China has begun sea trials for its second new Type 075 amphibious assault ship and begun construction of a third, demonstrating a shipbuilding pace likely to be of significant concern to the Pentagon and U.S. Navy.
The news, cited by the Chinese government-backed Global Times newspaper, compares the new Chinese amphibious ships to the U.S. Wasp-class ships. Interestingly, available images of the Type 075 ships appear strikingly similar to the U.S. Wasp-class and appear to operate as helicopter carrying, amphibious assault launching platforms. They may be of comparable ability to U.S. amphibious ships, however, that may not be known and, certainly when the America-class amphibious ships are considered as part of the equation, may not be the case at all.
The Chinese news report did state that the ship was first launched in April 2020, suggesting that the developmental process for the ship has progressed well.
“Analysts said that the outfitting of the second Type 075 must have progressed very smoothly, since the ship was launched on April 22. By comparison, the first Type 075 set out for its maiden voyage on August 5, a little more than 10 months after its launch, which was also considered fast,” the paper said.
China has in recent months been massively stepping up amphibious assault drills, operational training and wargames in the vicinity of Taiwan and has also consistently explained that its attack capabilities would quickly overwhelm the island should there be a forcible reunification attempt.

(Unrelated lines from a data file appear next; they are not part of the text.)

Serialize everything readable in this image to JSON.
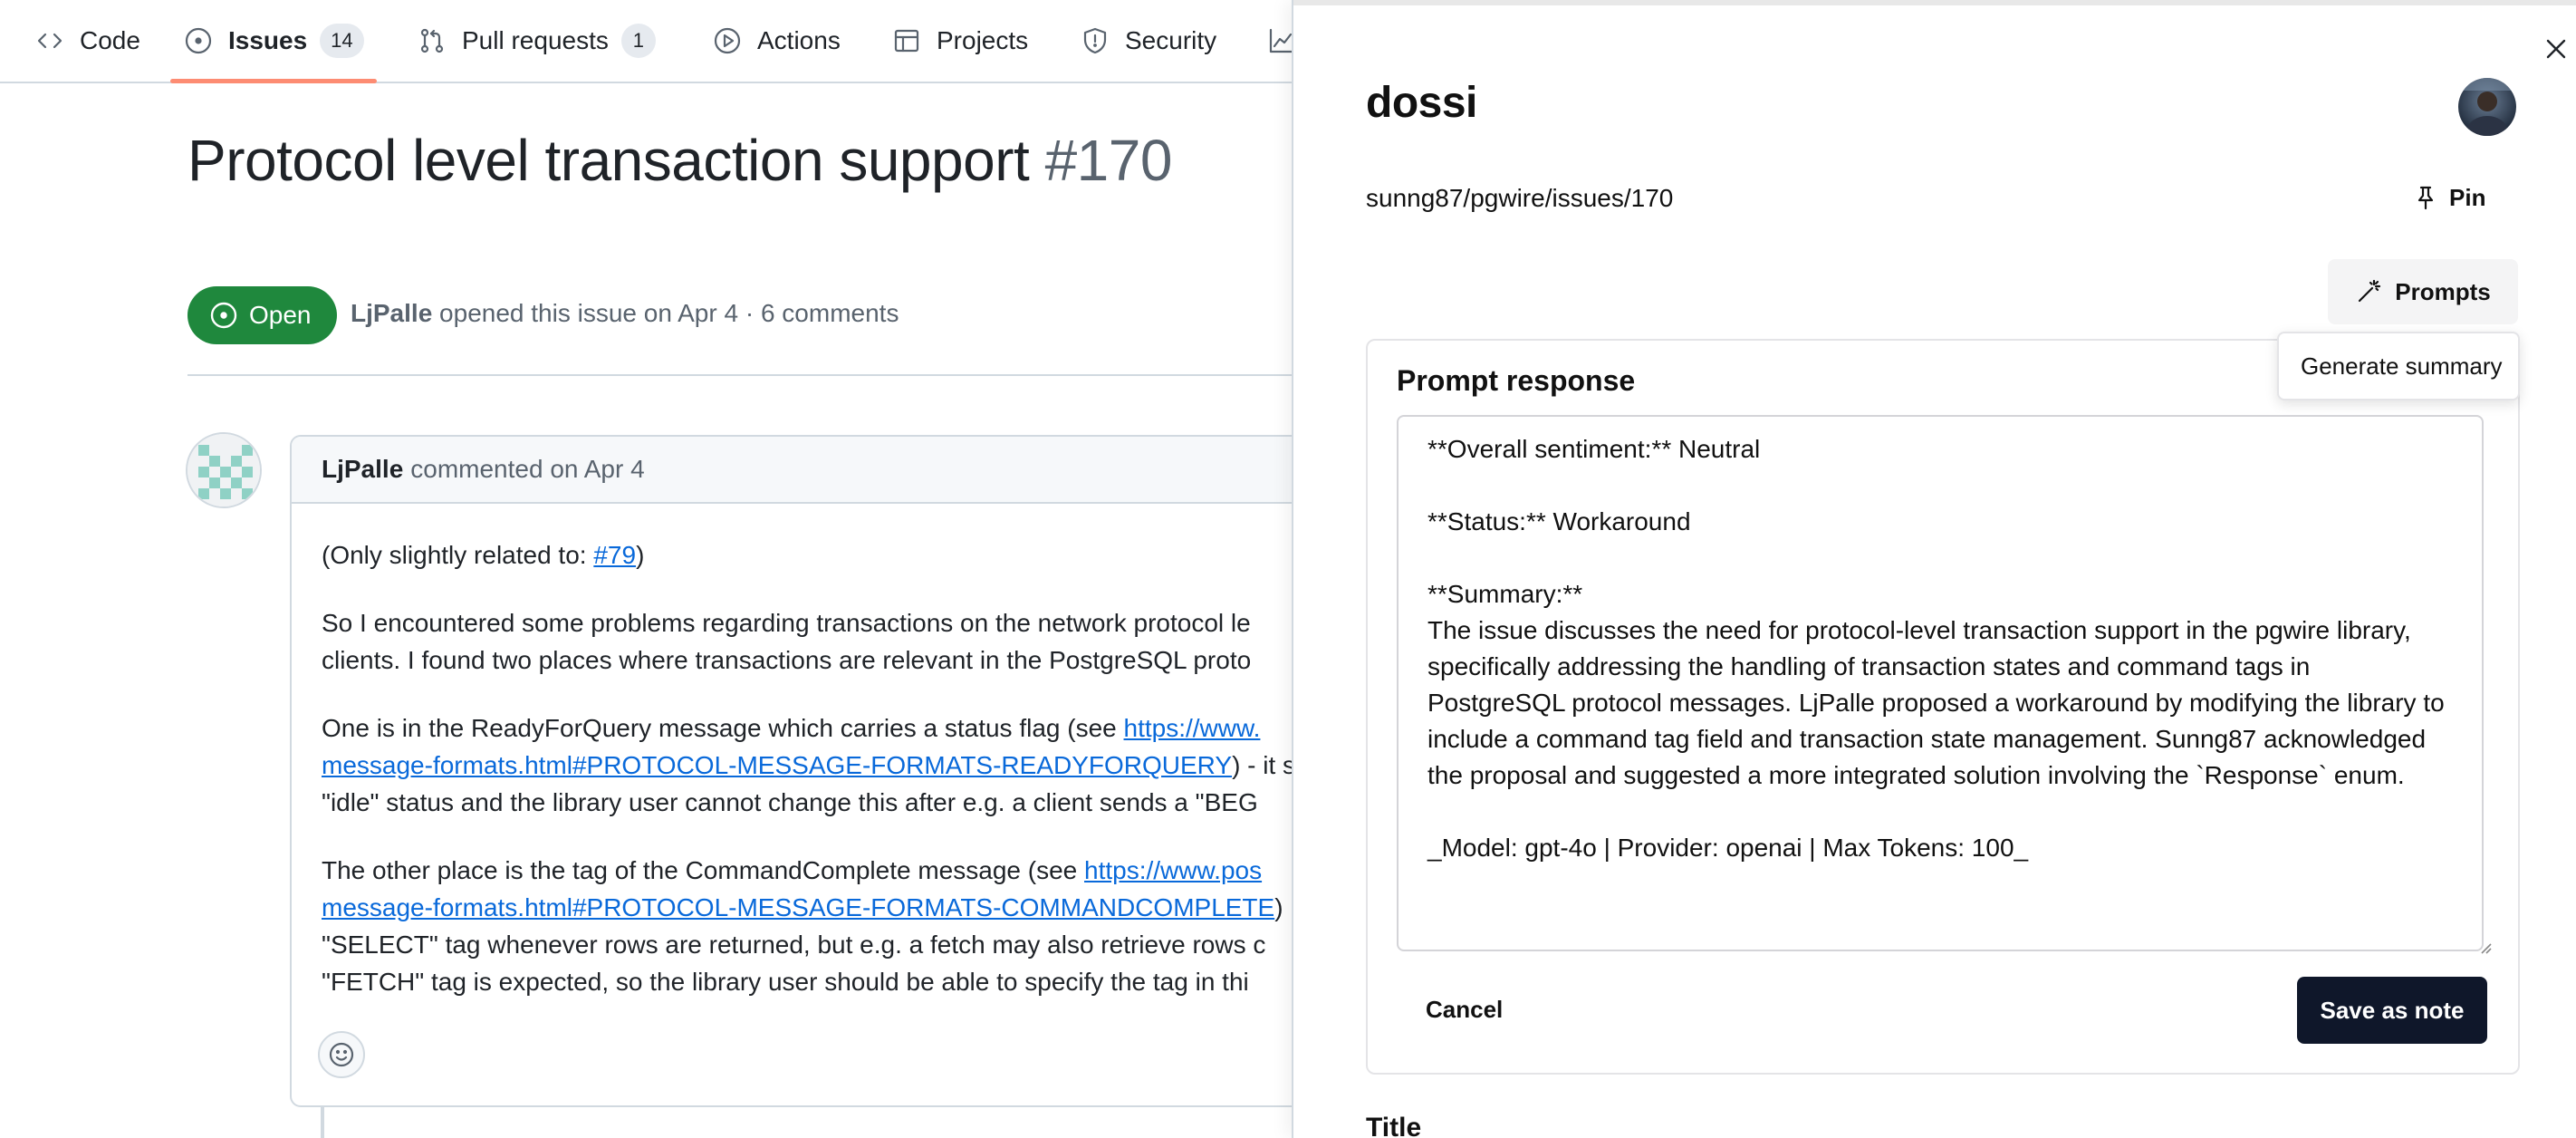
{
  "nav": {
    "tabs": [
      {
        "label": "Code",
        "icon": "code-icon"
      },
      {
        "label": "Issues",
        "count": "14",
        "icon": "issue-opened-icon",
        "active": true
      },
      {
        "label": "Pull requests",
        "count": "1",
        "icon": "git-pull-request-icon"
      },
      {
        "label": "Actions",
        "icon": "play-icon"
      },
      {
        "label": "Projects",
        "icon": "table-icon"
      },
      {
        "label": "Security",
        "icon": "shield-icon"
      }
    ]
  },
  "issue": {
    "title": "Protocol level transaction support",
    "number": "#170",
    "state": "Open",
    "author": "LjPalle",
    "meta": "opened this issue on Apr 4 · 6 comments"
  },
  "comment": {
    "author": "LjPalle",
    "meta": "commented on Apr 4",
    "p1_text": "(Only slightly related to: ",
    "p1_link": "#79",
    "p1_end": ")",
    "p2_l1": "So I encountered some problems regarding transactions on the network protocol le",
    "p2_l2": "clients. I found two places where transactions are relevant in the PostgreSQL proto",
    "p3_l1_text": "One is in the ReadyForQuery message which carries a status flag (see ",
    "p3_l1_link": "https://www.",
    "p3_l2_link": "message-formats.html#PROTOCOL-MESSAGE-FORMATS-READYFORQUERY",
    "p3_l2_text": ") - it s",
    "p3_l3": "\"idle\" status and the library user cannot change this after e.g. a client sends a \"BEG",
    "p4_l1_text": "The other place is the tag of the CommandComplete message (see ",
    "p4_l1_link": "https://www.pos",
    "p4_l2_link": "message-formats.html#PROTOCOL-MESSAGE-FORMATS-COMMANDCOMPLETE",
    "p4_l2_text": ")",
    "p4_l3": "\"SELECT\" tag whenever rows are returned, but e.g. a fetch may also retrieve rows c",
    "p4_l4": "\"FETCH\" tag is expected, so the library user should be able to specify the tag in thi"
  },
  "panel": {
    "title": "dossi",
    "path": "sunng87/pgwire/issues/170",
    "pin_label": "Pin",
    "prompts_label": "Prompts",
    "popover_item": "Generate summary",
    "card_title": "Prompt response",
    "response_text": "**Overall sentiment:** Neutral\n\n**Status:** Workaround\n\n**Summary:**\nThe issue discusses the need for protocol-level transaction support in the pgwire library, specifically addressing the handling of transaction states and command tags in PostgreSQL protocol messages. LjPalle proposed a workaround by modifying the library to include a command tag field and transaction state management. Sunng87 acknowledged the proposal and suggested a more integrated solution involving the `Response` enum.\n\n_Model: gpt-4o | Provider: openai | Max Tokens: 100_",
    "cancel_label": "Cancel",
    "save_label": "Save as note",
    "next_field_label": "Title"
  },
  "colors": {
    "open_green": "#1f883d",
    "link_blue": "#0969da",
    "active_tab_underline": "#fd8c73",
    "save_button": "#0f172a"
  }
}
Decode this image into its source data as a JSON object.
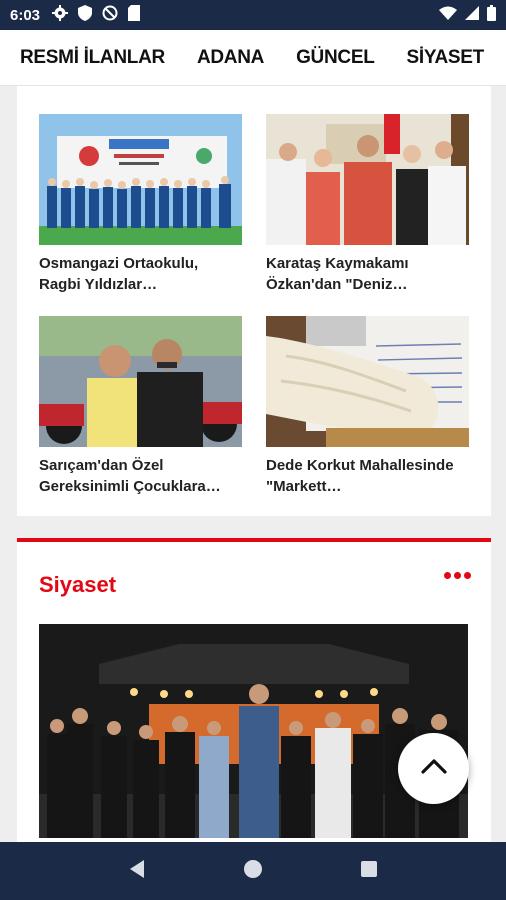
{
  "status_bar": {
    "time": "6:03",
    "left_icons": [
      "gear-icon",
      "shield-icon",
      "no-tracking-icon",
      "sim-card-icon"
    ],
    "right_icons": [
      "wifi-icon",
      "signal-icon",
      "battery-icon"
    ]
  },
  "top_nav": {
    "items": [
      "RESMİ İLANLAR",
      "ADANA",
      "GÜNCEL",
      "SİYASET"
    ]
  },
  "news_cards": [
    {
      "title": "Osmangazi Ortaokulu, Ragbi Yıldızlar…",
      "image": "school-rugby-team-photo"
    },
    {
      "title": "Karataş Kaymakamı Özkan'dan \"Deniz…",
      "image": "district-governor-group-photo"
    },
    {
      "title": "Sarıçam'dan Özel Gereksinimli Çocuklara…",
      "image": "motorcycle-event-photo"
    },
    {
      "title": "Dede Korkut Mahallesinde \"Markett…",
      "image": "bandaged-arm-photo"
    }
  ],
  "section": {
    "title": "Siyaset",
    "more_icon": "more-dots-icon",
    "hero_image": "politicians-on-stage-photo"
  },
  "fab": {
    "icon": "chevron-up-icon"
  },
  "colors": {
    "accent": "#e30613",
    "bars": "#1b2a47"
  },
  "nav_bar": {
    "icons": [
      "back-icon",
      "home-icon",
      "recents-icon"
    ]
  }
}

Added to this equation is the belief among many that China is working on a maritime variant of its J-31 fifth-generation aircraft as a rival or counterbalance to the U.S. F-35B and F-35C. However, while there is much discussion of a carrier-launched J-31, it is less clear that the Chinese have built or might build a vertical-take-off-and-landing fifth-generation aircraft such as the U.S. Marine Corps F-35B stealth fighter jet. This circumstance means that, when it comes to fifth-generation amphibious assault power projection, the Chinese might be operating at a deficit. Also, while the Type 075 amphibious assault ship configuration may mirror the U.S. Wasp and America-class amphibious ships in terms of deck landing and take-off space, yet another unknown is the possibility of whether the Chinese operate a helicopter or helicopter-like aircraft that is in any way analogous to the U.S. Osprey.
This means that Chinese amphibious attack may also be operating at some kind of amphibious attack capability deficit compared to the United States, given the speed, 450-mile combat radius range and troop transport capabilities of the U.S. Osprey. An aircraft analogous to an Osprey might, one could even posit, be considered essential any kind of mounted vertical maneuver operation requiring land forces to be forward dropped in hostile territory by air.
Kris Osborn is the defense editor for the National Interest. Osborn previously served at the Pentagon as a Highly Qualified Expert with the Office of the Assistant Secretary of the Army—Acquisition, Logistics & Technology. Osborn has also worked as an anchor and on-air military specialist at national TV networks. He has appeared as a guest military expert on Fox News, MSNBC, The Military Channel, and The History Channel. He also has a Masters Degree in Comparative Literature from Columbia University.